An antidote for anxiety
The Asafsuf, a group of complainers that were sick of being manna eating vegans, turned to Moshe and demanded meat. Hashem responded by flying in an overabundance of quail, and eventually killed the Asafsuf for their obsessive desire for meat. The area became known as Kivros Hataiva (the burial spot of desire).
The Shem Mi-Shmuel (1855-1926) asks a fundamental question about this story. He’s perplexed why the Asafsuf desired anything other than manna. If we know that manna tasted like anything you wanted it to taste like, why didn’t it suffice for meat?
He explains a fundamental idea that relates to anxiety. The name Asafsuf, comes from the words sof, sof (in the end). The Asafsuf weren’t motivated by their desire for meat, they were worried about the future.
Manna was the food of angels, and to enter into this supernal diet wasn’t a simple shift. For years before the exodus, Hashem would secretly rain down manna, causing it to dissolve into rivers, from which animals and plant life would drink and grow. Absorbed into the bodies of the animals and plants, then consumed by people, the Israelites were acclimatising for their eventual pure manna diet in the desert.
On the verge of entering into the land of Israel, the Asafsuf became worried that their diet would soon revert back to a corporeal one. They were concerned that they wouldn’t have enough time to acclimatise, and thus requested real meat to ease them into their future diet in Israel.
The Shem Mi-Shmuel explains that their sin was lack of trust in Hashem and over concern about the future. Yes, they were being pragmatic, although they should have taken a deep breath and realised that Hashem wouldn’t just shift their diet drastically. Just like he took care of them on entering the desert, he would take care of them in entering into the land of Israel.

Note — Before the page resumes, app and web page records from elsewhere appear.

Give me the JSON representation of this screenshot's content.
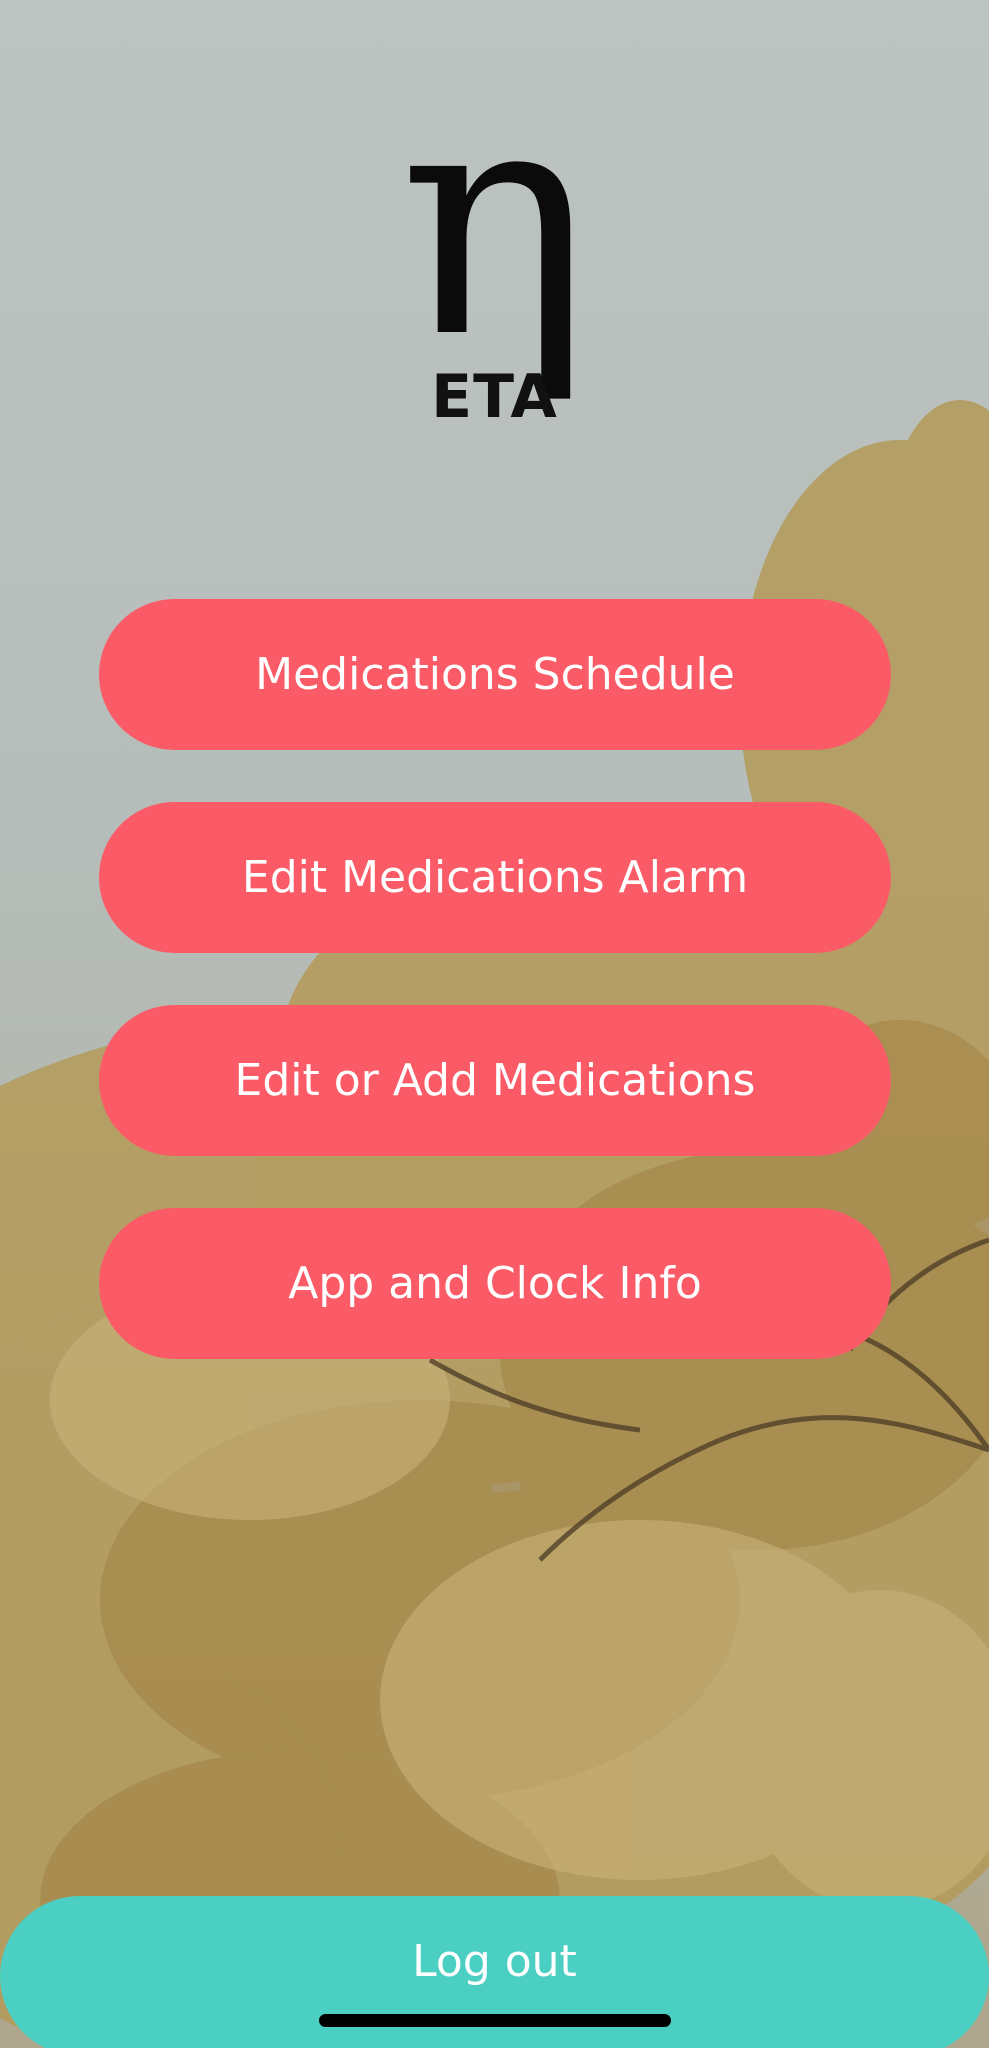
{
  "logo": {
    "glyph": "η",
    "text": "ETA"
  },
  "menu": {
    "items": [
      {
        "label": "Medications Schedule"
      },
      {
        "label": "Edit Medications Alarm"
      },
      {
        "label": "Edit or Add Medications"
      },
      {
        "label": "App and Clock Info"
      }
    ]
  },
  "logout": {
    "label": "Log out"
  },
  "colors": {
    "menu_button": "#fa5b66",
    "logout_button": "#4ccfc3",
    "logo": "#0b0b0b",
    "text_on_button": "#ffffff"
  },
  "background": {
    "description_icon": "tree-branches-photo"
  }
}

The Balvavi comments on how the main source of anxiety is our imagination, and concern about the future. Instead of being present in what we know, which is the here and now, and practically managing our state of affairs with tranquillity and connection to Hashem, we tend to become overly obsessive about the perceived deleterious outcomes of the future.
The plague was thus not a punishment, but the outcome of the Asafsuf’s affliction with anxiety.

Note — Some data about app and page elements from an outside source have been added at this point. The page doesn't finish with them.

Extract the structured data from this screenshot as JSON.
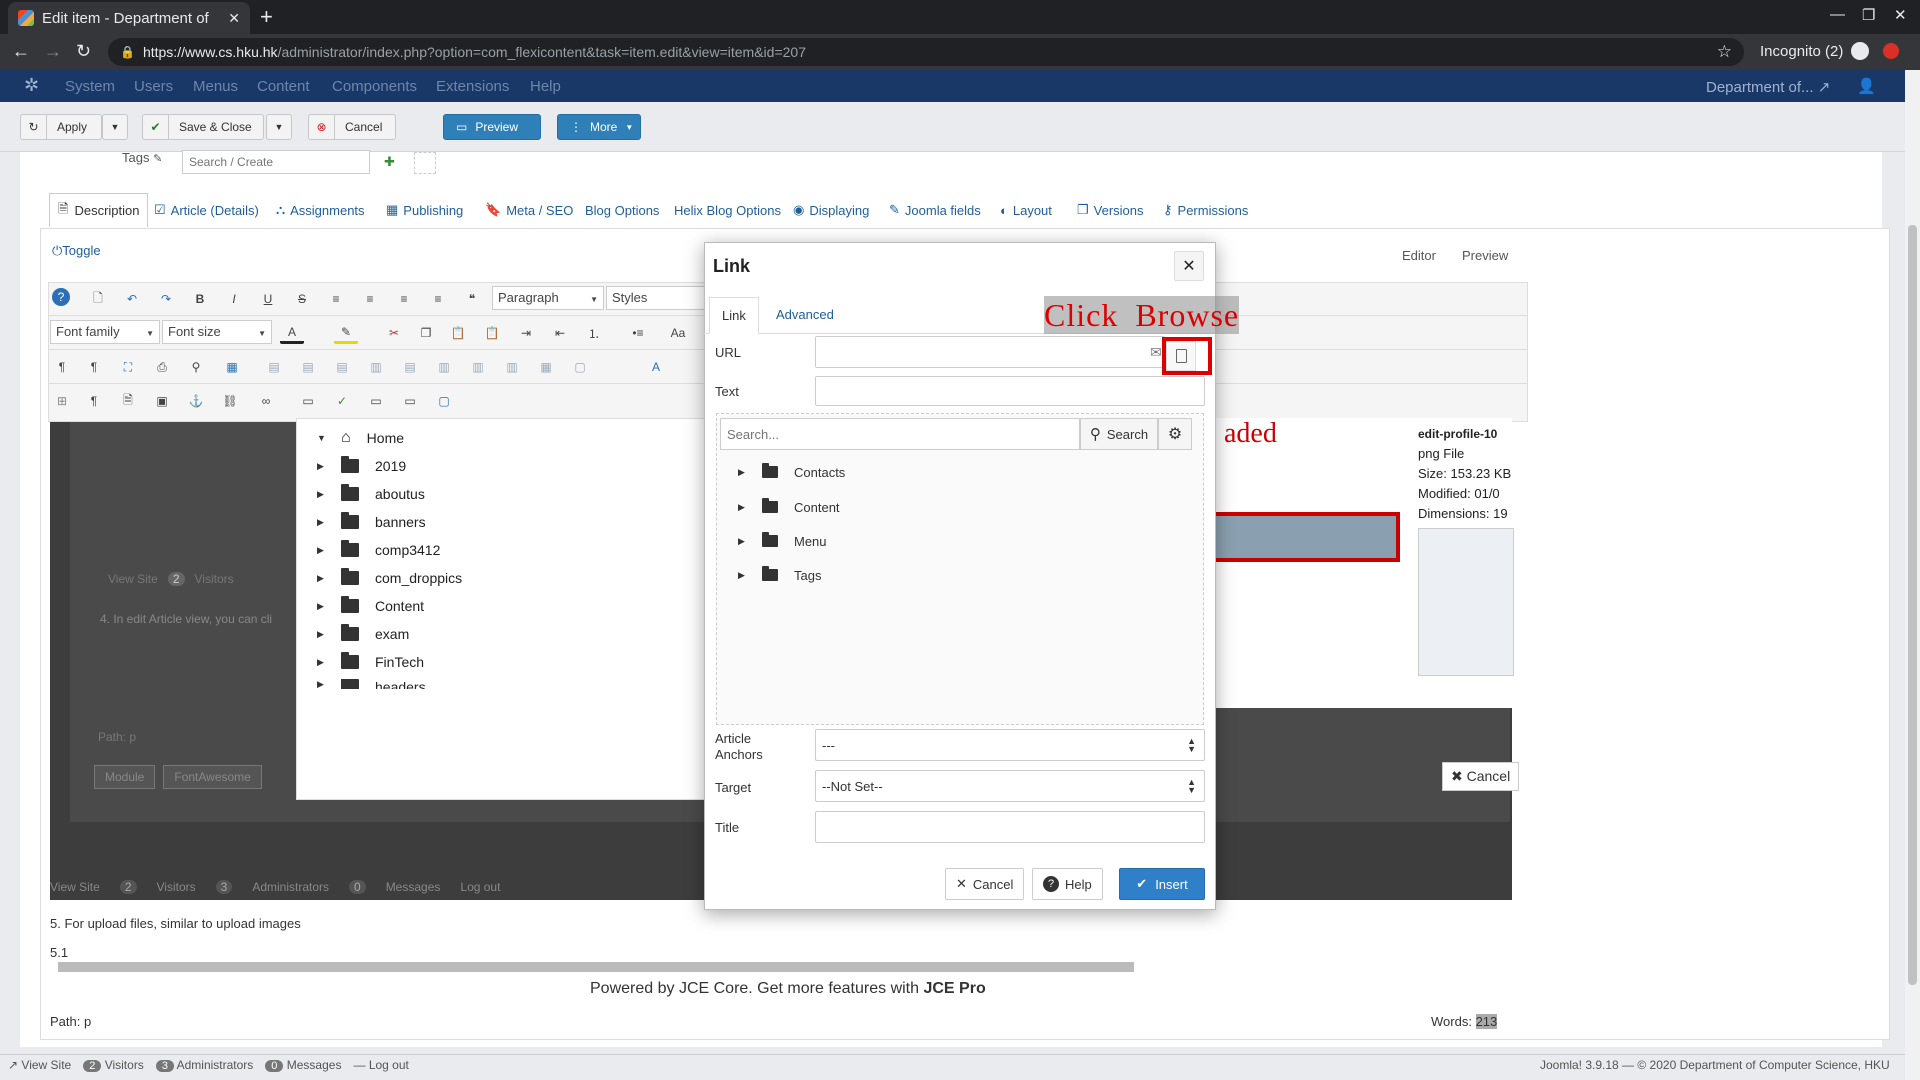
{
  "browser": {
    "tab_title": "Edit item - Department of",
    "url_host": "https://www.cs.hku.hk",
    "url_path": "/administrator/index.php?option=com_flexicontent&task=item.edit&view=item&id=207",
    "profile": "Incognito (2)"
  },
  "joomla": {
    "menu": [
      "System",
      "Users",
      "Menus",
      "Content",
      "Components",
      "Extensions",
      "Help"
    ],
    "site_link": "Department of..."
  },
  "toolbar": {
    "apply": "Apply",
    "save_close": "Save & Close",
    "cancel": "Cancel",
    "preview": "Preview",
    "more": "More"
  },
  "tags": {
    "label": "Tags",
    "placeholder": "Search / Create"
  },
  "editor_tabs": [
    "Description",
    "Article (Details)",
    "Assignments",
    "Publishing",
    "Meta / SEO",
    "Blog Options",
    "Helix Blog Options",
    "Displaying",
    "Joomla fields",
    "Layout",
    "Versions",
    "Permissions"
  ],
  "editor": {
    "toggle": "Toggle",
    "editor_link": "Editor",
    "preview_link": "Preview",
    "format_select": "Paragraph",
    "styles_select": "Styles",
    "font_family": "Font family",
    "font_size": "Font size"
  },
  "background": {
    "file_tree": [
      "Home",
      "2019",
      "aboutus",
      "banners",
      "comp3412",
      "com_droppics",
      "Content",
      "exam",
      "FinTech",
      "headers"
    ],
    "file_info": {
      "name": "edit-profile-10",
      "type": "png File",
      "size": "Size: 153.23 KB",
      "modified": "Modified: 01/0",
      "dimensions": "Dimensions: 19"
    },
    "uploaded_text": "aded",
    "cancel": "Cancel",
    "inner_view_site": "View Site",
    "inner_visitors": "Visitors",
    "inner_path": "Path: p",
    "inner_module": "Module",
    "inner_fontawesome": "FontAwesome",
    "article_hint": "4. In edit Article view, you can cli",
    "status_row": [
      "View Site",
      "Visitors",
      "Administrators",
      "Messages",
      "Log out"
    ],
    "status_counts": [
      "2",
      "3",
      "0"
    ],
    "inner_counts": [
      "2"
    ]
  },
  "content": {
    "line5": "5. For upload files, similar to upload images",
    "line51": "5.1",
    "powered_prefix": "Powered by JCE Core. Get more features with ",
    "powered_strong": "JCE Pro",
    "path": "Path: p",
    "words_label": "Words: ",
    "words_count": "213"
  },
  "status_bar": {
    "items": [
      "View Site",
      "Visitors",
      "Administrators",
      "Messages",
      "Log out"
    ],
    "counts": [
      "2",
      "3",
      "0"
    ],
    "right": "Joomla! 3.9.18  —  © 2020 Department of Computer Science, HKU"
  },
  "modal": {
    "title": "Link",
    "tab_link": "Link",
    "tab_advanced": "Advanced",
    "annotation": "Click  Browse",
    "url_label": "URL",
    "url_value": "",
    "text_label": "Text",
    "text_value": "",
    "search_placeholder": "Search...",
    "search_button": "Search",
    "tree": [
      "Contacts",
      "Content",
      "Menu",
      "Tags"
    ],
    "anchors_label_1": "Article",
    "anchors_label_2": "Anchors",
    "anchors_value": "---",
    "target_label": "Target",
    "target_value": "--Not Set--",
    "title_label": "Title",
    "title_value": "",
    "cancel": "Cancel",
    "help": "Help",
    "insert": "Insert"
  }
}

The Torah teaches us that one of the main steps in healing our anxious tendency is to relinquish over thinking about the future and ask ourselves: what do I truly know for certain? The only thing that you know truly for certain is the moment you’re in now.

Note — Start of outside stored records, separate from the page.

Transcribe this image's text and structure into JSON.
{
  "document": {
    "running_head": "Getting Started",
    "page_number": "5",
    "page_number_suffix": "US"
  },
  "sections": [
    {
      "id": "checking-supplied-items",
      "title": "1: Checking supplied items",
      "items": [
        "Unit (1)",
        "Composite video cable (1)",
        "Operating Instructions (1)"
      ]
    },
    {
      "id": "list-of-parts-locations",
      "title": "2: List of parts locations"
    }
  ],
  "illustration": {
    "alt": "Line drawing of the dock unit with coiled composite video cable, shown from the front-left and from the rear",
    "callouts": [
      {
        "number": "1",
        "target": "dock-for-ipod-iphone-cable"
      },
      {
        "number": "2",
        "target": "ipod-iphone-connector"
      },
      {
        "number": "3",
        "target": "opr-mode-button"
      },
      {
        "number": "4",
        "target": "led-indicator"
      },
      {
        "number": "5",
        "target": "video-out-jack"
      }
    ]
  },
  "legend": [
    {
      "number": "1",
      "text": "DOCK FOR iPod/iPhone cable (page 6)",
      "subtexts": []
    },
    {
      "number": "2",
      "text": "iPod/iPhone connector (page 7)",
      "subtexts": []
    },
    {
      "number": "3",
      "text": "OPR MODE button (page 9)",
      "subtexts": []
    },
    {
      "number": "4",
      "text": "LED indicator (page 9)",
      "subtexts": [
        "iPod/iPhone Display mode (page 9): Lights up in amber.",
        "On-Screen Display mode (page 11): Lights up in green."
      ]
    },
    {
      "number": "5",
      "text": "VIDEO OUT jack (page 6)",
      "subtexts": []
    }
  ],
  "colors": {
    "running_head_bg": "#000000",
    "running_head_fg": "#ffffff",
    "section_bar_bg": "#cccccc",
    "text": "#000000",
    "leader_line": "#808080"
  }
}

Take a deep breath, release your worries about the future, reconnect with your trust in Hashem, and enter into consciousness of the present moment you have in front of you right now.